While it is premature to order Cohibas from Amazon, President Obama’s announcement that the United States would re-establish ties with Cuba had to create a buzz among cigar smokers. Long barred by the trade embargo, Cuban smokes acquired an almost mythical reputation.

While Obama’s historic move will usher in change, it will not result in mass imports of Cuban cigars. For that to happen, Congress will have to lift the trade embargo, considered unlikely with a Republican-controlled Congress.

Meanwhile, Americans with a taste for the exotic will have to make do with the few cigars travelers will be allowed to bring back.
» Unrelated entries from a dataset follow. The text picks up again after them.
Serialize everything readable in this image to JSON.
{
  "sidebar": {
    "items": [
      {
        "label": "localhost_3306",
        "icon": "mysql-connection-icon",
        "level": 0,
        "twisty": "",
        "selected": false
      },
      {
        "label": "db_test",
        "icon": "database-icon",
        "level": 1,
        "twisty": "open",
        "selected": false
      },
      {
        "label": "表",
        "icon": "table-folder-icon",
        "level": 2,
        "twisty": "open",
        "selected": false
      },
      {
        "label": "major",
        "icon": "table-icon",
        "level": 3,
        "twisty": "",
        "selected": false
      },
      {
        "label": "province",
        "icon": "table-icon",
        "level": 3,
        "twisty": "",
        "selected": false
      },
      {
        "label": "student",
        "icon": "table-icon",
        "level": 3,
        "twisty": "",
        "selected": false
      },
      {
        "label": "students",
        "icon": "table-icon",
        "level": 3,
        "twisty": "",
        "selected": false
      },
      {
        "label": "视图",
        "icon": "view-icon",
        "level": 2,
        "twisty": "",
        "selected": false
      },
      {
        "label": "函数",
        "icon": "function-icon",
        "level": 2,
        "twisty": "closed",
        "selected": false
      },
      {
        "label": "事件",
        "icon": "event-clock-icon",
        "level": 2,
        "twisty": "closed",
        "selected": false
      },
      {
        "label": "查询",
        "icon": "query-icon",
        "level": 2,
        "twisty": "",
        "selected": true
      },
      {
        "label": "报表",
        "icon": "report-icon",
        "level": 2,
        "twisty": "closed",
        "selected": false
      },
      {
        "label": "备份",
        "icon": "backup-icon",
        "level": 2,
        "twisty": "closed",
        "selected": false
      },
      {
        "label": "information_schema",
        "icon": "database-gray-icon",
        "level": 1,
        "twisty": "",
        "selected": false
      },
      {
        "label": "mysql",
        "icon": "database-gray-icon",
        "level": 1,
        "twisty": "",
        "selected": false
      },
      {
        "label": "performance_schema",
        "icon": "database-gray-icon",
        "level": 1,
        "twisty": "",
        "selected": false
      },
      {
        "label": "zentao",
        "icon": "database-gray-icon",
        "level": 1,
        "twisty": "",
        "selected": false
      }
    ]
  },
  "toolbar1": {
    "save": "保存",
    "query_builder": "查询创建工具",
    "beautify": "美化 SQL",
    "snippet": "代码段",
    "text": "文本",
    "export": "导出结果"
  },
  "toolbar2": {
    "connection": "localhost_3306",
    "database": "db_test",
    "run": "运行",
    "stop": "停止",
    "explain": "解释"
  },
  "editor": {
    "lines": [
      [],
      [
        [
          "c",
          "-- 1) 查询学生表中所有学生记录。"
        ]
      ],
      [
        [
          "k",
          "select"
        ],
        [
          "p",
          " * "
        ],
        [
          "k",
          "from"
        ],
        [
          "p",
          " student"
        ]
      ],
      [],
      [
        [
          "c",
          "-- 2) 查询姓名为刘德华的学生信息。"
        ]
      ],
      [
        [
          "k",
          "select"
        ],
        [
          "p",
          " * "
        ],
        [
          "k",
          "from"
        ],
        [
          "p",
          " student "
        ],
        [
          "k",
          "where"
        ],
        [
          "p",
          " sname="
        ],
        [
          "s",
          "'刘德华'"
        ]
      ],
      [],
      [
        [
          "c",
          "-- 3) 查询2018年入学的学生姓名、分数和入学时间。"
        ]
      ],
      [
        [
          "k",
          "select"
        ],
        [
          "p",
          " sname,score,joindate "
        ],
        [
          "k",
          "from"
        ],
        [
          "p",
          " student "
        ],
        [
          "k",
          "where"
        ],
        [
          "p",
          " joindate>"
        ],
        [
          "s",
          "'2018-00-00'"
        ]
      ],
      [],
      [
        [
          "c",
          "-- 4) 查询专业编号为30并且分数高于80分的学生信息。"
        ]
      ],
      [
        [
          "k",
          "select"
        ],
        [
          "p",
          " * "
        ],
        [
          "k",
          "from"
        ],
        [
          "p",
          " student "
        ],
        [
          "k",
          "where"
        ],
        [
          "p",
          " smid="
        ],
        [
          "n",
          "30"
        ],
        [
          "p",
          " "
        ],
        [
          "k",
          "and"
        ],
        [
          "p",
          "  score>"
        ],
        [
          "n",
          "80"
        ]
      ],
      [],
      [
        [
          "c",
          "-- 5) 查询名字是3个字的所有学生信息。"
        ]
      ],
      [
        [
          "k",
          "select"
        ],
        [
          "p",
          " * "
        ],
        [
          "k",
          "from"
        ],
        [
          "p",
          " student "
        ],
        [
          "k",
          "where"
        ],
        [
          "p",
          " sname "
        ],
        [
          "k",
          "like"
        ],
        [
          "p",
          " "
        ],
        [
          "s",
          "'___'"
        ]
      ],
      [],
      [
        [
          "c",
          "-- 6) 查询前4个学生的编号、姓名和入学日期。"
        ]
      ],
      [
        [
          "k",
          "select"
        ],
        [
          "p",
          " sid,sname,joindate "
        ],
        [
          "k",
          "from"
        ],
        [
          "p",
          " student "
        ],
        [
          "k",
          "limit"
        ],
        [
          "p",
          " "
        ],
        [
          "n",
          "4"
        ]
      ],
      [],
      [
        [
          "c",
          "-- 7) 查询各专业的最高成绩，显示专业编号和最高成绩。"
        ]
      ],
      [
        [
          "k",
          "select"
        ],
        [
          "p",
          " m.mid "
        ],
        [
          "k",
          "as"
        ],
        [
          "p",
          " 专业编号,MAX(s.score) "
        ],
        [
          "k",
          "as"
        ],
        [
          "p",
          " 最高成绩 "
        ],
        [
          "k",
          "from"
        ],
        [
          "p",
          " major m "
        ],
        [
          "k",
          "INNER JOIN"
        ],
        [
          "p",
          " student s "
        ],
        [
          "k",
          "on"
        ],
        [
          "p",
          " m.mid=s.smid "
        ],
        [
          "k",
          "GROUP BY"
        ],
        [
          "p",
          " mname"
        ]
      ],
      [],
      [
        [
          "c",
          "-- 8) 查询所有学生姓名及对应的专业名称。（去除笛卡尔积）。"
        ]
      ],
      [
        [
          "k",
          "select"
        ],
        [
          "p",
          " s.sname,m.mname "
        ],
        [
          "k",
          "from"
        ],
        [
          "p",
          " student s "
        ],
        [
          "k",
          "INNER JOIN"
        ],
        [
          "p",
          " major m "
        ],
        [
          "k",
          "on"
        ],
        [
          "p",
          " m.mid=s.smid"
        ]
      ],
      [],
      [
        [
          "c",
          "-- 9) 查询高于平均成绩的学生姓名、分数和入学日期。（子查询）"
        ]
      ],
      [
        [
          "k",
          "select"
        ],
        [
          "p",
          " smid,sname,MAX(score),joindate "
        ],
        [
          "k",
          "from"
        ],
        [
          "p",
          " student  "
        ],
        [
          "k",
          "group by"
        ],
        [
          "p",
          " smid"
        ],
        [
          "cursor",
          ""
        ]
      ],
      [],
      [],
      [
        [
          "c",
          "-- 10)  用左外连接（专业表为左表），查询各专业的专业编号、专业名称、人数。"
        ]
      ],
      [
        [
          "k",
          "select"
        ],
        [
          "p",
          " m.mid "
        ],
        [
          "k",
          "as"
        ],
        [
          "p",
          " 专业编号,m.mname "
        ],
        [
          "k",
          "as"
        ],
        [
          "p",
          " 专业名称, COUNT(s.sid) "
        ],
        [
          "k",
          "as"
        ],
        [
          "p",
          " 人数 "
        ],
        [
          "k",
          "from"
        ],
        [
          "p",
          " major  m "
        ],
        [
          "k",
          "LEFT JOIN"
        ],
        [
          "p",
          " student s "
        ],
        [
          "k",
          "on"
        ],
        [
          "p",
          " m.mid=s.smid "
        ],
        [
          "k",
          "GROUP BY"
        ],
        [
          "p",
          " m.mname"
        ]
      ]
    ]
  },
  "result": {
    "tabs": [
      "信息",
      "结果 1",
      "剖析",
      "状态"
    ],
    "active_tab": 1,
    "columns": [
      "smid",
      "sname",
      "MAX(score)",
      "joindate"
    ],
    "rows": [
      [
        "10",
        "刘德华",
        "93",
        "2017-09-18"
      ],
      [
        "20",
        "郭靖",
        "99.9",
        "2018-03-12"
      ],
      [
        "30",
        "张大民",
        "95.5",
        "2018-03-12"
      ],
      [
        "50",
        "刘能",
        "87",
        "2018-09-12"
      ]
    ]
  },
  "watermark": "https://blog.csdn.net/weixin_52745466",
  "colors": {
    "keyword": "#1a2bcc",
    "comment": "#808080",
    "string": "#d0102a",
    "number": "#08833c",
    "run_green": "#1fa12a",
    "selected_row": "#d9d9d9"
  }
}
Otherwise, they’ll have to rely on Central American imitations, unless Cigar Dave (a Buffalo native) can rally his troops to lobby Congress.

Also salivating at the prospect of closer ties to Cuba are the lords of Major League Baseball, which has benefited from the talents of the few players who managed to escape the island. Ballplayers could end up being a lucrative export for Cuba, and an infusion of Cuban athletes might give what is supposed to be our national pastime a boost.

Sometimes, the simplest solution is the best one, and so it may be with the panel that was charged with the important task of reviewing the policies and performance of the Secret Service, following repeated security breaches at the White House.

After no doubt diligent research by the panel, which was formed by Homeland Security Secretary Jeh Johnson, the panel’s recommendation was this: Make the fence higher.

There were other suggestions, as well, but given the ease of scaling the fence to make it onto the White House grounds and even get into the mansion, it’s the very definition of no-brainer.

This is a deadly serious issue, of course, but the obvious conclusion recalls the studies – no doubt expensive – that revealed that children do better if they are read to and if their parents hold them. Who knew, right?

There but for the grace of God …

Ed Cox may be an astute political leader, but don’t invite him to your next party. The New York State Republican Party chairman and son-in-law of former President Richard Nixon recently attended a swanky event to help Cardinal Timothy Dolan preserve the art of St. Patrick’s Cathedral in New York City.

The function was held at the art-filled corporate offices of Bank of America and, at some point, a witness told the Post, “the peace was shattered when Ed Cox accidentally knocked over a 4-foot-tall antique vase in the center of the room. It fell to the floor and shattered with a terrible, piercing, sound which stopped the entire room.”

Cost of the vase: $70,000. Relief that it was him and not you who did it: priceless.